Prices hit 6-year high on upturn in consumption
As the world awaits a recovery from Covid-19, the natural rubber prospects are looking up with an upturn in demand and prices towards the end of 2020.
The demand and prices were ruling low as the lockdown brought the industry to a complete halt in the early part of this year.
NR price was hovering in the range of ₹135/kg in February end and it fell to ₹125 when lockdown started.
When markets opened after lockdown, prices plunged to ₹116 per kg. However, domestic prices rose in tandem with international prices from the end of July triggered by a growing consumption.

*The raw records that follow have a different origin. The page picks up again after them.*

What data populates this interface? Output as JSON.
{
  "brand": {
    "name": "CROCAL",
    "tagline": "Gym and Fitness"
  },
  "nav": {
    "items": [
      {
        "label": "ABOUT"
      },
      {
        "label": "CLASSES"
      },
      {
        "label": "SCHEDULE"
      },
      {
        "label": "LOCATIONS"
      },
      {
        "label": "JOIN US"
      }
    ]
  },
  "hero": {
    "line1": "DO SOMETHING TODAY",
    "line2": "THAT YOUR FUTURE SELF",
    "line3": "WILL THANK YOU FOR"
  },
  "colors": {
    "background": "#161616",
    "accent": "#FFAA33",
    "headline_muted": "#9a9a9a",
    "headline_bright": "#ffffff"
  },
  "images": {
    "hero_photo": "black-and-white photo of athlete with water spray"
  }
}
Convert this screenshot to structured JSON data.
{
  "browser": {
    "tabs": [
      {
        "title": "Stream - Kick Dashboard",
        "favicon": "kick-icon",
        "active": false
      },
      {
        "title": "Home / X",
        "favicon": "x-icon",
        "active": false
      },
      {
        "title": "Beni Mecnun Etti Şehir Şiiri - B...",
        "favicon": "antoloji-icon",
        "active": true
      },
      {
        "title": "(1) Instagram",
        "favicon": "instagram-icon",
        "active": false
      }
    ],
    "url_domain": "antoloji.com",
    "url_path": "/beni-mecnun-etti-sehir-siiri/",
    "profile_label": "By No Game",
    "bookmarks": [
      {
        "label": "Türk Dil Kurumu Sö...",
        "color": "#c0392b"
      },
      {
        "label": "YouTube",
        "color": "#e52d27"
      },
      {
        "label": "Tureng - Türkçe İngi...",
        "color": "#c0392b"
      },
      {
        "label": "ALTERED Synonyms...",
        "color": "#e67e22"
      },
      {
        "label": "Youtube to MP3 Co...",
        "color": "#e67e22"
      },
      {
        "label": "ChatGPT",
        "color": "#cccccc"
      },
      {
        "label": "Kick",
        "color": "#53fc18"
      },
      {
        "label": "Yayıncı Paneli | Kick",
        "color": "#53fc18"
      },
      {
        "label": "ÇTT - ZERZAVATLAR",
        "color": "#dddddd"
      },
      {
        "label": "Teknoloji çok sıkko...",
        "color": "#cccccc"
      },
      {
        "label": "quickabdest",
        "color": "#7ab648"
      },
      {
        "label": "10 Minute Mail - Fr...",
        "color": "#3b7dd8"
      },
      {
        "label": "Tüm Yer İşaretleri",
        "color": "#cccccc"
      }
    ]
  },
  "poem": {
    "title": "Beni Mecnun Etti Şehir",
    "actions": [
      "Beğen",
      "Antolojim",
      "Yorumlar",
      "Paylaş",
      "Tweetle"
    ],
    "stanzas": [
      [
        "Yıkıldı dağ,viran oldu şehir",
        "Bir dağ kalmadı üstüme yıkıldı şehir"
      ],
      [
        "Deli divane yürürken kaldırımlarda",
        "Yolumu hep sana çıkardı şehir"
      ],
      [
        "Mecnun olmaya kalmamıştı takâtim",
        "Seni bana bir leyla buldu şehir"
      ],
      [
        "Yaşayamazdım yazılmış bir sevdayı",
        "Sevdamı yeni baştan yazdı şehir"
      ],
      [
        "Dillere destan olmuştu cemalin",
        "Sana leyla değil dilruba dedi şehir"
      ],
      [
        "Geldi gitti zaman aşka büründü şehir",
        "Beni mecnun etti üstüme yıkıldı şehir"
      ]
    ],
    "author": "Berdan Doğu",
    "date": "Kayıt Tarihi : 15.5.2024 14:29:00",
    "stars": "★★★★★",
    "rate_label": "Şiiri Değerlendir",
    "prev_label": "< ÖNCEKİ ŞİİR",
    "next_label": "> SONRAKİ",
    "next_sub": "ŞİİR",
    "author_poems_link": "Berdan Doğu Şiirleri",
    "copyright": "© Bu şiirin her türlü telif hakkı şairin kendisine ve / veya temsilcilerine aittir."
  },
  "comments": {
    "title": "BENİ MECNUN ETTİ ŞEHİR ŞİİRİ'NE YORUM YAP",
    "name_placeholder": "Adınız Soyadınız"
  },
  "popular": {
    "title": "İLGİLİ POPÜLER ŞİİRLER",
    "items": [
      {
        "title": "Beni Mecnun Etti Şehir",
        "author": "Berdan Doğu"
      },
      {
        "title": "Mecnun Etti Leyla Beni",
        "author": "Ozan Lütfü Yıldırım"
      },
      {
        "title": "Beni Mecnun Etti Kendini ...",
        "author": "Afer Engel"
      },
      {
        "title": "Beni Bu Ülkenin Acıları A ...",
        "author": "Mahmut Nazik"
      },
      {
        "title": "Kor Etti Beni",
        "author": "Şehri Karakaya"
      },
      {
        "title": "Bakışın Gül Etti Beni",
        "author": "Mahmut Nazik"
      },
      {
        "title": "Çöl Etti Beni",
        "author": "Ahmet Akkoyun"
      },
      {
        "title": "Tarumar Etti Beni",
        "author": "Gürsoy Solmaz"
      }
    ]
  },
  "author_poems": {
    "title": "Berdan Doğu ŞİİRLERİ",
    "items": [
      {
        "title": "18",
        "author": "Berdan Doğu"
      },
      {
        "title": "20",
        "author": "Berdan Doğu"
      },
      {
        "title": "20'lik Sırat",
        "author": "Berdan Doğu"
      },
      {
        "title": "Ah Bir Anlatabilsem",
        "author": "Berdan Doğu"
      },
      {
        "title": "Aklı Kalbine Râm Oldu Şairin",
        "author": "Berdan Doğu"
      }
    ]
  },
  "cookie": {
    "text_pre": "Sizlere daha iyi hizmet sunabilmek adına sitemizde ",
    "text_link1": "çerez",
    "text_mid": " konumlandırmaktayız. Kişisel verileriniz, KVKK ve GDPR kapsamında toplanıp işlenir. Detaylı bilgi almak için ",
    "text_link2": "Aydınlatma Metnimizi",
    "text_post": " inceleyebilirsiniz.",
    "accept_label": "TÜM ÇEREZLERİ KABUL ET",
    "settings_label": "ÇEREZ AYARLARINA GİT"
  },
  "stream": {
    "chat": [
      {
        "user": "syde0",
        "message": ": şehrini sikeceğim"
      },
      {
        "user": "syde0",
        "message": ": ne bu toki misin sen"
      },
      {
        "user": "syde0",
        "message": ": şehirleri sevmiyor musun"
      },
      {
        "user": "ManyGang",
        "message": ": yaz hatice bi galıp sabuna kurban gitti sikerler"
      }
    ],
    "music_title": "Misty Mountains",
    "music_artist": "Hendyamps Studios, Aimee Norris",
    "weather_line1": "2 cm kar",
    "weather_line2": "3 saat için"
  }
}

The prices crossed ₹160 per kg in the first week of December, a level untouched since 2014.
Santosh Kumar, Executive Director (Rubber operations), Harisons Malayalam Ltd, pointed out that the demand for latex in making gloves and protective devices for medical uses picked up during the lockdown period as imports from South-East Asian nations failed to meet the requirements.
This paved the way for a recovery in rubber prices, facilitating industries to resume production.
Though the prevailing buoyant price trends paint a rosy picture, KN Raghavan, Executive Director, Rubber Board, maintained that it was too early to say whether the prices would hold firm in the long run.
Farmers presently have reasons to cheer but they should not forget the hard lessons learnt about the need for improving productivity and quality and bringing down the cost of production.
According to George Valy, President of Indian Rubber Dealers’ Federation, the hike in ocean freight rates and the delay in the arrivals of shipments forced companies to source raw material from the domestic market.
The early economic recovery of China after the lockdown, the impact of Covid in other producing countries and the surge in international prices have all boosted NR demand in the domestic market.
“We are just entering the production season in December-January and the current price realisation will be beneficial to farmers,” he said. “Until and unless there is a correction in the international market, the domestic price may continue above ₹150 level,” he added.
Rubber Board figures show that production from January to October was 5,02,000 tonnes against 5,34,000 tonnes in the corresponding period of 2019. This shortfall was essentially on account of the fall in production during the period from April-June 2020, when it fell to 82,000 tonnes (1,23,000 tonnes). Consumption declined to 8,21,960 tonnes (9,46,120 tonnes) as lockdown forced a contraction in the April-June period to 1,41,460 tonnes from 2,94,620 tonnes in the same span of 2019.
The imports from January to October was 3,06,582 tonnes (4,19,895 tonnes), while exports were at 6,865 tonnes (7,155 tonnes).
Rubber occupies the second largest area under cultivation after coconut with 21 per cent of gross cropped area in Kerala. Extreme fluctuations in weather – oscillating from severe drought to severe floods in the past two years wreaked havoc in its cultivation. The problems have further worsened in 2019-20 due to increase in production cost and lower price realisation. The financial unviability of rubber farming had even forced growers to leave nearly 30 per cent area untapped.